▶ [Task directions]
Look for "name" in each line of the records, and copy the lines that have it.
--- Records supplied Enclosed Below ---
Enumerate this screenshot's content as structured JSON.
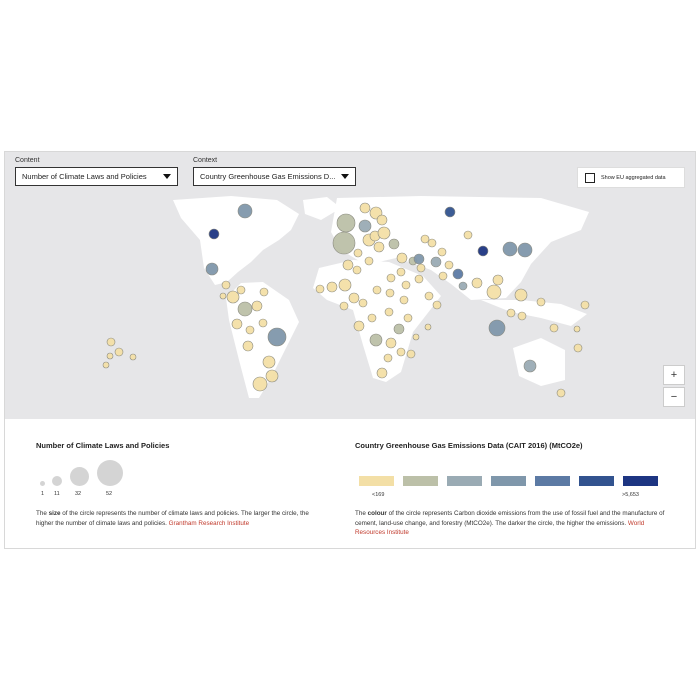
{
  "controls": {
    "content_label": "Content",
    "content_value": "Number of Climate Laws and Policies",
    "context_label": "Context",
    "context_value": "Country Greenhouse Gas Emissions D...",
    "eu_label": "Show EU aggregated data",
    "zoom_in": "+",
    "zoom_out": "−"
  },
  "size_legend": {
    "title": "Number of Climate Laws and Policies",
    "values": [
      "1",
      "11",
      "32",
      "52"
    ],
    "desc_prefix": "The ",
    "desc_bold": "size",
    "desc_rest": " of the circle represents the number of climate laws and policies. The larger the circle, the higher the number of climate laws and policies.",
    "source": "Grantham Research Institute"
  },
  "color_legend": {
    "title": "Country Greenhouse Gas Emissions Data (CAIT 2016) (MtCO2e)",
    "min_label": "<169",
    "max_label": ">5,653",
    "desc_prefix": "The ",
    "desc_bold": "colour",
    "desc_rest": " of the circle represents Carbon dioxide emissions from the use of fossil fuel and the manufacture of cement, land-use change, and forestry (MtCO2e). The darker the circle, the higher the emissions.",
    "source": "World Resources Institute"
  },
  "colors": {
    "scale": [
      "#f3dfa6",
      "#bcc0a8",
      "#9aabb4",
      "#7f97ab",
      "#5c7aa4",
      "#32538f",
      "#1d3582"
    ],
    "land": "#ffffff",
    "ocean": "#e6e6e8"
  },
  "bubbles": [
    [
      244,
      211,
      7,
      3
    ],
    [
      213,
      234,
      5,
      6
    ],
    [
      211,
      269,
      6,
      3
    ],
    [
      225,
      285,
      4,
      0
    ],
    [
      232,
      297,
      6,
      0
    ],
    [
      244,
      309,
      7,
      1
    ],
    [
      236,
      324,
      5,
      0
    ],
    [
      256,
      306,
      5,
      0
    ],
    [
      263,
      292,
      4,
      0
    ],
    [
      276,
      337,
      9,
      3
    ],
    [
      268,
      362,
      6,
      0
    ],
    [
      259,
      384,
      7,
      0
    ],
    [
      271,
      376,
      6,
      0
    ],
    [
      247,
      346,
      5,
      0
    ],
    [
      249,
      330,
      4,
      0
    ],
    [
      262,
      323,
      4,
      0
    ],
    [
      240,
      290,
      4,
      0
    ],
    [
      222,
      296,
      3,
      0
    ],
    [
      110,
      342,
      4,
      0
    ],
    [
      118,
      352,
      4,
      0
    ],
    [
      109,
      356,
      3,
      0
    ],
    [
      132,
      357,
      3,
      0
    ],
    [
      105,
      365,
      3,
      0
    ],
    [
      364,
      208,
      5,
      0
    ],
    [
      375,
      213,
      6,
      0
    ],
    [
      381,
      220,
      5,
      0
    ],
    [
      345,
      223,
      9,
      1
    ],
    [
      343,
      243,
      11,
      1
    ],
    [
      364,
      226,
      6,
      2
    ],
    [
      368,
      240,
      6,
      0
    ],
    [
      374,
      236,
      5,
      0
    ],
    [
      383,
      233,
      6,
      0
    ],
    [
      378,
      247,
      5,
      0
    ],
    [
      357,
      253,
      4,
      0
    ],
    [
      347,
      265,
      5,
      0
    ],
    [
      356,
      270,
      4,
      0
    ],
    [
      368,
      261,
      4,
      0
    ],
    [
      393,
      244,
      5,
      1
    ],
    [
      401,
      258,
      5,
      0
    ],
    [
      412,
      261,
      4,
      1
    ],
    [
      420,
      268,
      4,
      0
    ],
    [
      424,
      239,
      4,
      0
    ],
    [
      431,
      243,
      4,
      0
    ],
    [
      435,
      262,
      5,
      2
    ],
    [
      442,
      276,
      4,
      0
    ],
    [
      448,
      265,
      4,
      0
    ],
    [
      441,
      252,
      4,
      0
    ],
    [
      400,
      272,
      4,
      0
    ],
    [
      390,
      278,
      4,
      0
    ],
    [
      405,
      285,
      4,
      0
    ],
    [
      344,
      285,
      6,
      0
    ],
    [
      331,
      287,
      5,
      0
    ],
    [
      319,
      289,
      4,
      0
    ],
    [
      353,
      298,
      5,
      0
    ],
    [
      343,
      306,
      4,
      0
    ],
    [
      362,
      303,
      4,
      0
    ],
    [
      376,
      290,
      4,
      0
    ],
    [
      389,
      293,
      4,
      0
    ],
    [
      403,
      300,
      4,
      0
    ],
    [
      418,
      279,
      4,
      0
    ],
    [
      428,
      296,
      4,
      0
    ],
    [
      436,
      305,
      4,
      0
    ],
    [
      407,
      318,
      4,
      0
    ],
    [
      398,
      329,
      5,
      1
    ],
    [
      388,
      312,
      4,
      0
    ],
    [
      371,
      318,
      4,
      0
    ],
    [
      358,
      326,
      5,
      0
    ],
    [
      375,
      340,
      6,
      1
    ],
    [
      390,
      343,
      5,
      0
    ],
    [
      400,
      352,
      4,
      0
    ],
    [
      381,
      373,
      5,
      0
    ],
    [
      387,
      358,
      4,
      0
    ],
    [
      410,
      354,
      4,
      0
    ],
    [
      427,
      327,
      3,
      0
    ],
    [
      415,
      337,
      3,
      0
    ],
    [
      418,
      259,
      5,
      3
    ],
    [
      449,
      212,
      5,
      5
    ],
    [
      467,
      235,
      4,
      0
    ],
    [
      482,
      251,
      5,
      6
    ],
    [
      457,
      274,
      5,
      4
    ],
    [
      462,
      286,
      4,
      2
    ],
    [
      476,
      283,
      5,
      0
    ],
    [
      493,
      292,
      7,
      0
    ],
    [
      497,
      280,
      5,
      0
    ],
    [
      509,
      249,
      7,
      3
    ],
    [
      524,
      250,
      7,
      3
    ],
    [
      520,
      295,
      6,
      0
    ],
    [
      496,
      328,
      8,
      3
    ],
    [
      510,
      313,
      4,
      0
    ],
    [
      521,
      316,
      4,
      0
    ],
    [
      540,
      302,
      4,
      0
    ],
    [
      553,
      328,
      4,
      0
    ],
    [
      584,
      305,
      4,
      0
    ],
    [
      577,
      348,
      4,
      0
    ],
    [
      529,
      366,
      6,
      2
    ],
    [
      560,
      393,
      4,
      0
    ],
    [
      576,
      329,
      3,
      0
    ]
  ],
  "land": [
    "M172,200 L230,196 L276,200 L298,214 L290,230 L278,240 L262,250 L250,262 L237,272 L226,282 L214,285 L203,268 L199,240 L180,218 Z",
    "M240,283 L262,282 L288,300 L298,322 L284,350 L270,378 L258,398 L248,398 L238,360 L228,320 L225,298 Z",
    "M302,200 L326,197 L340,208 L320,220 L304,214 Z",
    "M336,198 L420,196 L540,198 L588,212 L580,230 L550,242 L530,264 L520,282 L505,298 L470,300 L450,284 L430,270 L408,262 L395,258 L378,262 L360,262 L340,250 L330,232 Z",
    "M318,268 L352,260 L388,262 L422,276 L440,296 L412,332 L400,372 L385,382 L372,378 L362,345 L352,310 L326,300 L312,288 Z",
    "M480,300 L520,300 L560,304 L586,314 L570,326 L540,318 L510,312 Z",
    "M512,348 L540,338 L564,350 L564,380 L540,386 L518,376 Z"
  ]
}
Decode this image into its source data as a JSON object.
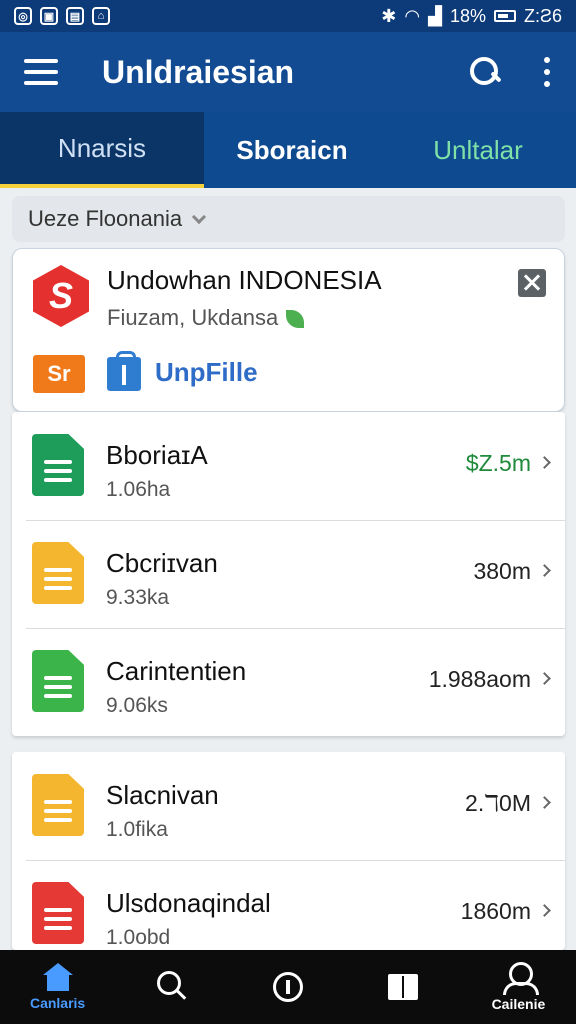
{
  "status_bar": {
    "battery": "18%",
    "time": "Z:Ƨ6"
  },
  "app_bar": {
    "title": "Unldraiesian"
  },
  "tabs": [
    {
      "label": "Nnarsis"
    },
    {
      "label": "Sboraicn"
    },
    {
      "label": "Unltalar"
    }
  ],
  "filter": {
    "label": "Ueze Floonania"
  },
  "featured": {
    "logo_letter": "S",
    "title": "Undowhan INDONESIA",
    "subtitle": "Fiuzam, Ukdansa",
    "badge": "Sr",
    "link_label": "UnpFille"
  },
  "list_group_1": [
    {
      "name": "BboriaɪA",
      "sub": "1.06ha",
      "value": "$Z.5m",
      "icon_color": "#1e9c5a",
      "value_color": "green"
    },
    {
      "name": "Cbcriɪvan",
      "sub": "9.33ka",
      "value": "380m",
      "icon_color": "#f4b62f",
      "value_color": "default"
    },
    {
      "name": "Carintentien",
      "sub": "9.06ks",
      "value": "1.988aom",
      "icon_color": "#3bb54a",
      "value_color": "default"
    }
  ],
  "list_group_2": [
    {
      "name": "Slacnivan",
      "sub": "1.0fika",
      "value": "2.ℸ0M",
      "icon_color": "#f4b62f",
      "value_color": "default"
    },
    {
      "name": "Ulsdonaqindal",
      "sub": "1.0obd",
      "value": "1860m",
      "icon_color": "#e53935",
      "value_color": "default"
    }
  ],
  "bottom_nav": [
    {
      "label": "Canlaris",
      "icon": "home-icon",
      "active": true
    },
    {
      "label": "",
      "icon": "search-icon",
      "active": false
    },
    {
      "label": "",
      "icon": "info-icon",
      "active": false
    },
    {
      "label": "",
      "icon": "book-icon",
      "active": false
    },
    {
      "label": "Cailenie",
      "icon": "profile-icon",
      "active": false
    }
  ],
  "colors": {
    "appbar": "#124b92",
    "tab_indicator": "#f5d23c",
    "accent_green": "#1e8a3a",
    "nav_active": "#4a9bff"
  }
}
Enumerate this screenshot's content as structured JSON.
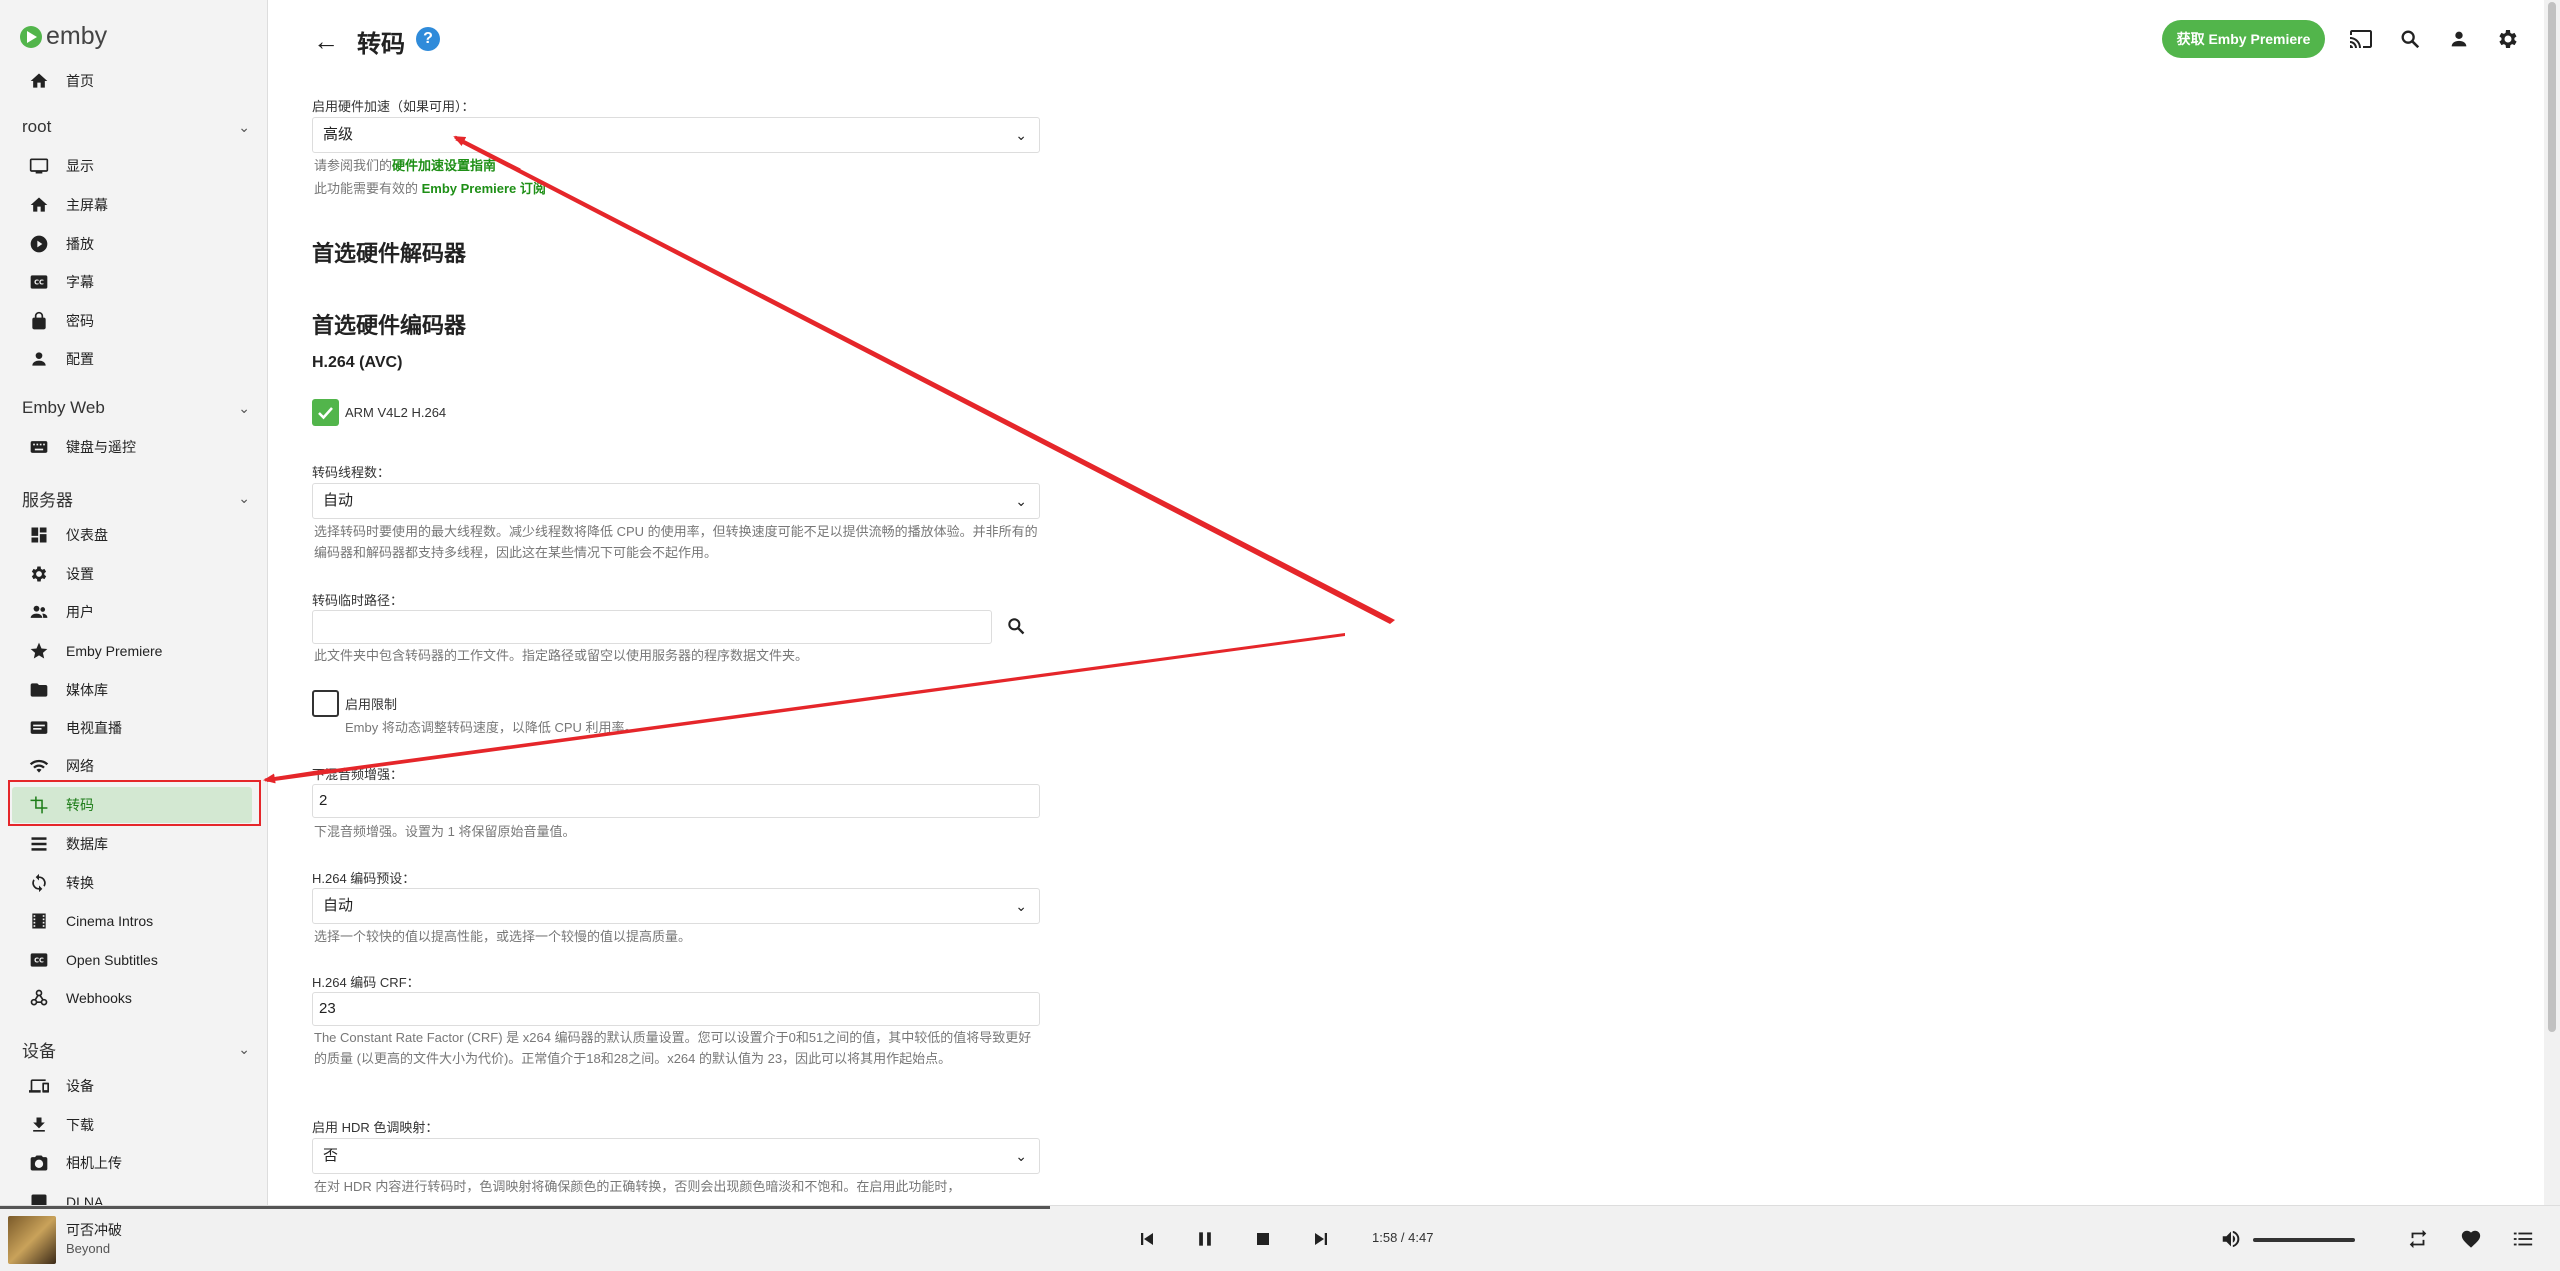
{
  "app": {
    "logo_text": "emby"
  },
  "sidebar": {
    "home": "首页",
    "sections": [
      {
        "title": "root",
        "items": [
          "显示",
          "主屏幕",
          "播放",
          "字幕",
          "密码",
          "配置"
        ]
      },
      {
        "title": "Emby Web",
        "items": [
          "键盘与遥控"
        ]
      },
      {
        "title": "服务器",
        "items": [
          "仪表盘",
          "设置",
          "用户",
          "Emby Premiere",
          "媒体库",
          "电视直播",
          "网络",
          "转码",
          "数据库",
          "转换",
          "Cinema Intros",
          "Open Subtitles",
          "Webhooks"
        ]
      },
      {
        "title": "设备",
        "items": [
          "设备",
          "下载",
          "相机上传",
          "DLNA"
        ]
      }
    ],
    "active_item": "转码"
  },
  "header": {
    "title": "转码",
    "help_label": "?",
    "premiere_button": "获取 Emby Premiere"
  },
  "form": {
    "hw_accel_label": "启用硬件加速（如果可用）：",
    "hw_accel_value": "高级",
    "hw_help_prefix": "请参阅我们的",
    "hw_help_link": "硬件加速设置指南",
    "hw_premiere_prefix": "此功能需要有效的 ",
    "hw_premiere_link": "Emby Premiere 订阅",
    "decoder_heading": "首选硬件解码器",
    "encoder_heading": "首选硬件编码器",
    "codec_heading": "H.264 (AVC)",
    "encoder_option": "ARM V4L2 H.264",
    "encoder_option_checked": true,
    "threads_label": "转码线程数：",
    "threads_value": "自动",
    "threads_help": "选择转码时要使用的最大线程数。减少线程数将降低 CPU 的使用率，但转换速度可能不足以提供流畅的播放体验。并非所有的编码器和解码器都支持多线程，因此这在某些情况下可能会不起作用。",
    "temp_path_label": "转码临时路径：",
    "temp_path_value": "",
    "temp_path_help": "此文件夹中包含转码器的工作文件。指定路径或留空以使用服务器的程序数据文件夹。",
    "throttle_label": "启用限制",
    "throttle_checked": false,
    "throttle_help": "Emby 将动态调整转码速度，以降低 CPU 利用率。",
    "downmix_label": "下混音频增强：",
    "downmix_value": "2",
    "downmix_help": "下混音频增强。设置为 1 将保留原始音量值。",
    "preset_label": "H.264 编码预设：",
    "preset_value": "自动",
    "preset_help": "选择一个较快的值以提高性能，或选择一个较慢的值以提高质量。",
    "crf_label": "H.264 编码 CRF：",
    "crf_value": "23",
    "crf_help": "The Constant Rate Factor (CRF) 是 x264 编码器的默认质量设置。您可以设置介于0和51之间的值，其中较低的值将导致更好的质量 (以更高的文件大小为代价)。正常值介于18和28之间。x264 的默认值为 23，因此可以将其用作起始点。",
    "hdr_label": "启用 HDR 色调映射：",
    "hdr_value": "否",
    "hdr_help": "在对 HDR 内容进行转码时，色调映射将确保颜色的正确转换，否则会出现颜色暗淡和不饱和。在启用此功能时，"
  },
  "player": {
    "song": "可否冲破",
    "artist": "Beyond",
    "time": "1:58 / 4:47",
    "progress_fraction": 0.41,
    "volume_fraction": 1.0
  },
  "colors": {
    "accent": "#52b54b",
    "annotation": "#e5262a",
    "help_blue": "#2f8bda"
  }
}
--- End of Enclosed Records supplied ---
▶ [Response for this exercise]
      "name": "BboriaɪA",
      "name": "Cbcriɪvan",
      "name": "Carintentien",
      "name": "Slacnivan",
      "name": "Ulsdonaqindal",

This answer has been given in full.